(ANALYSIS) Being an academic is an exercise in the absurd. That’s what I’ve realized after doing this for the better part of two decades.
For instance, I have devoted thousands upon thousands of hours to trying to untangle a very difficult puzzle: When people are asked about their current religion on surveys, what is the mental process they go through to arrive at an answer?
For some, it’s pretty straightforward. They go to Mass every Sunday and have for years. They are a Catholic. On to the next question.
But what about the person who was raised Southern Baptist and used to go twice a week as a kid, but now hasn’t darkened the church door in a few years? Are they still a Southern Baptist or are they a none? I mean, it’s up to them to decide, not anyone else. And, my basic premise in social science is simply this: When people tell you who they are, you have to believe them.
That’s what makes religious switching such a fascinating topic. It’s happening every single day, thousands of times. Without any fanfare or big declarations, people leave religion behind or chose a different faith when taking a survey. And yet we only have a very basic understanding of the mechanisms that make all that happen.
Just how often is switching happening? And are there certain traditions that seem to be more porous than others? I used the General Social Survey to answer those questions. Luckily, since the very beginning of the GSS in 1973, they have been asking, “In what religion were you raised?” That means that we can track switching over nearly the last 50 years.

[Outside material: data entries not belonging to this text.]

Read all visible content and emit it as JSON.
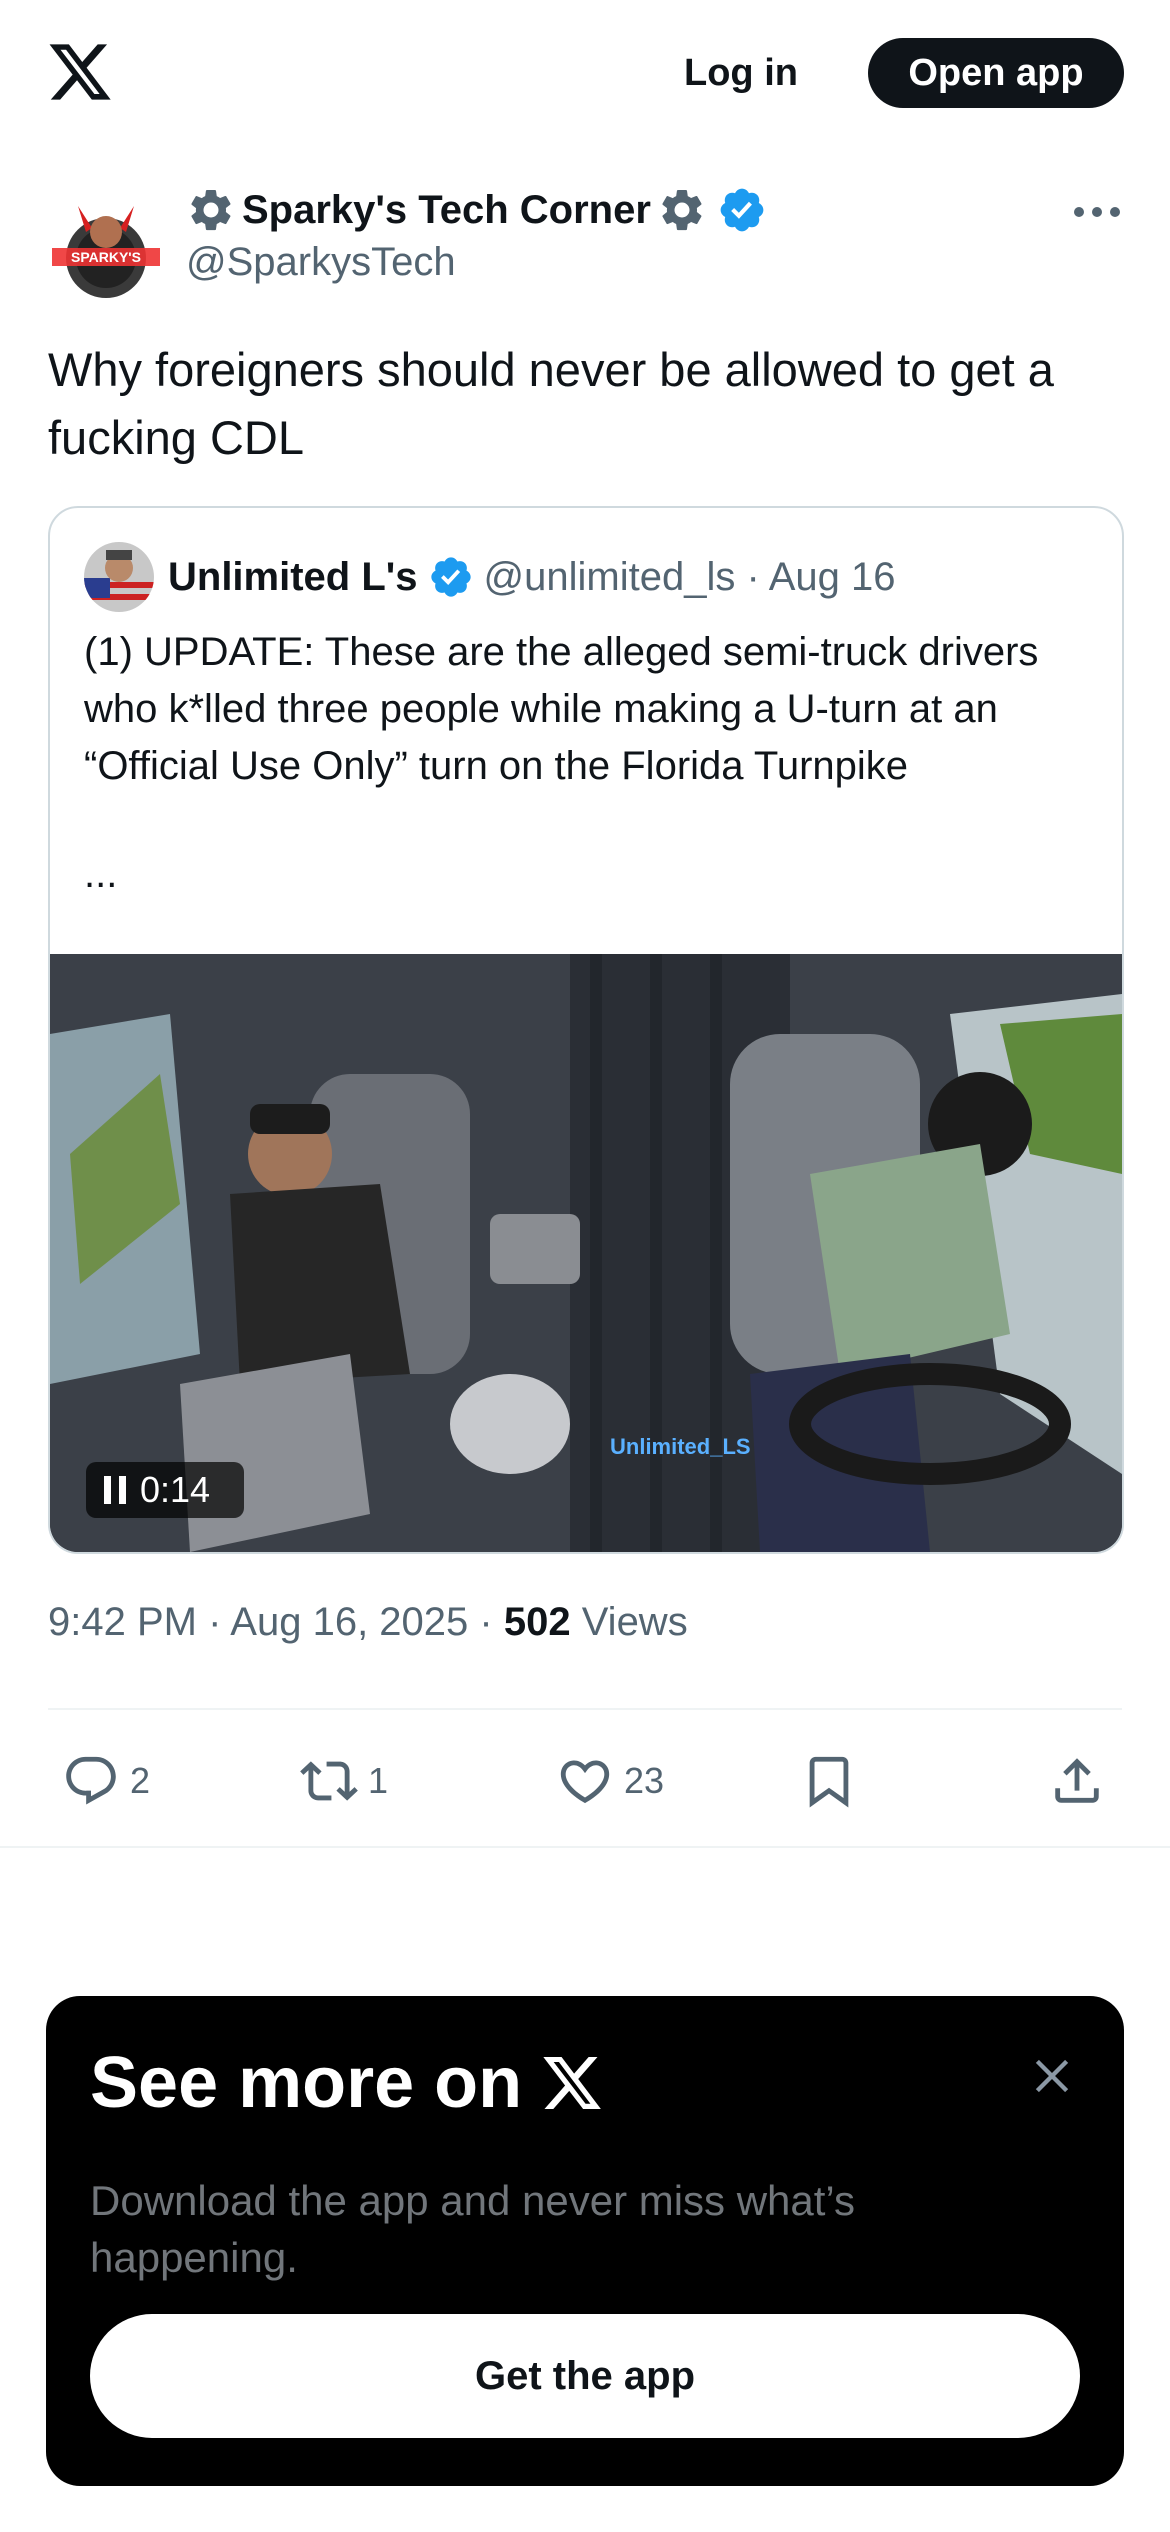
{
  "topbar": {
    "logo_icon": "x-logo-icon",
    "login_label": "Log in",
    "open_app_label": "Open app"
  },
  "tweet": {
    "author_name": "Sparky's Tech Corner",
    "author_handle": "@SparkysTech",
    "avatar_text": "SPARKY'S",
    "text": "Why foreigners should never be allowed to get a fucking CDL",
    "timestamp": "9:42 PM · Aug 16, 2025 · ",
    "views_count": "502",
    "views_label": "Views"
  },
  "quote": {
    "name": "Unlimited L's",
    "handle_date": "@unlimited_ls · Aug 16",
    "text": "(1) UPDATE: These are the alleged semi-truck drivers who k*lled three people while making a U-turn at an “Official Use Only” turn on the Florida Turnpike",
    "ellipsis": "...",
    "video_watermark": "Unlimited_LS",
    "video_time": "0:14"
  },
  "actions": {
    "replies": "2",
    "retweets": "1",
    "likes": "23"
  },
  "promo": {
    "title": "See more on",
    "subtitle": "Download the app and never miss what’s happening.",
    "button_label": "Get the app"
  },
  "colors": {
    "verified": "#1d9bf0",
    "text_primary": "#0f1419",
    "text_secondary": "#536471"
  }
}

In the 1970s and 1980s, switching was pretty rare. Nearly 85% of folks who were raised Catholic were still a member of that faith group when they were interviewed. For Protestants it was even higher – over 90%. Christians just didn’t move around a whole lot back in those days. However, among those who were raised without religion, the vast majority picked a faith tradition as they moved into adulthood. That was the case for two-thirds of those raised nones in the 1970s.
However, those trends lines have not stayed flat over the last five decades. Retention is down for all Christians, but at different rates. For Catholics, it dropped below 80% somewhere in the early 1990s, and it fell below 70% in the early 2010s. For Protestants, it’s still fairly high but is clearly down from the 90% reported in the 1970s. Today, about 80% of folks raised Protestant are still Protestant as adults.
The nones are a different story entirely, though. It used to be that two-thirds of those raised nones identified with a religion as adults. Now, about two-thirds of those raised with no faith group are still nones into adulthood. In other words, most people raised none are still a none now. That wasn’t the case 40 years ago.
Let’s get a bit finer grained, though. I broke Protestants up into three traditions (evangelical, mainline and Black) and then calculated the retentions rates of several other major groups from the 1970s through the 2010s. Retention here is defined as being in the same tradition. So, someone who was born evangelical but became mainline would not be retained in this definition, despite the fact that they are still Protestant.
Evangelicals have very good retention rates — even in the last decade nearly three quarters were still part of the same faith tradition as adults. The overall retention decline for evangelicals is just five percentage points. For mainline it’s much worse. They started right around the same level as evangelicals (76%), but now it’s just 58%. That means that if you found five people who were raised in the mainline, two of them would no longer be mainline today.